         WHEN (2 = @p__linq__1) THEN [Extent1].[Amount] - 10 
         ELSE [Extent1].[Amount] END) < 100
',N'@p__linq__0 int,@p__linq__1 int',@p__linq__0=2,@p__linq__1=2

As you noticed, there are lot of dynamic parameters. This is good if the parameters vary a lot, but here they are pretty static so SQL-server will not be able to perform all caching optimizations. We could optimize away these variables by runtime when LinqKit forms the query.

There is a project called Linq.Expression.Optimizer and it is supported by LinqKit. Install the nuget package (and add reference to F#-core library), and make this static call once before executing your queries (e.g. to your app startup or static class constructor or Application_Start):

LinqkitExtension.QueryOptimizer = ExpressionOptimizer.visit;

And run your query as usual. Observe the difference, now the same query is:
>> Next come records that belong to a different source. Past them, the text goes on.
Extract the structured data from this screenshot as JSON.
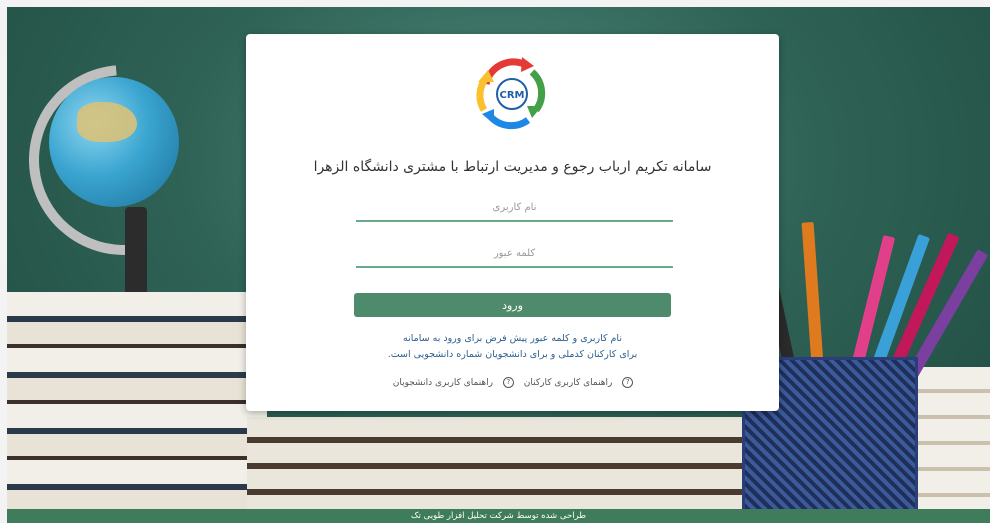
{
  "login": {
    "title": "سامانه تکریم ارباب رجوع و مدیریت ارتباط با مشتری دانشگاه الزهرا",
    "username_placeholder": "نام کاربری",
    "password_placeholder": "کلمه عبور",
    "login_label": "ورود",
    "note_line1": "نام کاربری و کلمه عبور پیش فرض برای ورود به سامانه",
    "note_line2": "برای کارکنان کدملی و برای دانشجویان شماره دانشجویی است.",
    "help_staff": "راهنمای کاربری کارکنان",
    "help_students": "راهنمای کاربری دانشجویان",
    "logo_text": "CRM"
  },
  "footer": {
    "text": "طراحی شده توسط شرکت تحلیل افزار طوبی تک"
  },
  "colors": {
    "accent": "#4e8a6c",
    "note": "#2b5e8e",
    "footer": "#3f7c5b"
  }
}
SELECT 
    [Extent1].[Amount] AS [Amount], 
    [Extent1].[OrderDate] AS [OrderDate], 
    [Extent1].[Amount] - 10 AS [C1]
    FROM [dbo].[Orders] AS [Extent1]
    WHERE ([Extent1].[Amount] - 10) < 100

If your IQueryable has dynamic parameters from other IQueryables, it can still be complex.

Original source and author

http://www.albahari.com/nutshell/linqkit.aspx

Permission has been granted to have this repo be the official source for this project.

Contributing

Just send PullRequests to the this repository. To compile the whole solution you may need .NET Core and Silverlight 5 SDK installed.

License

LINQKit is free. The source code is issued under a permissive free license, which means you can modify it as you please, and incorporate it into your own commercial or non-commercial software. .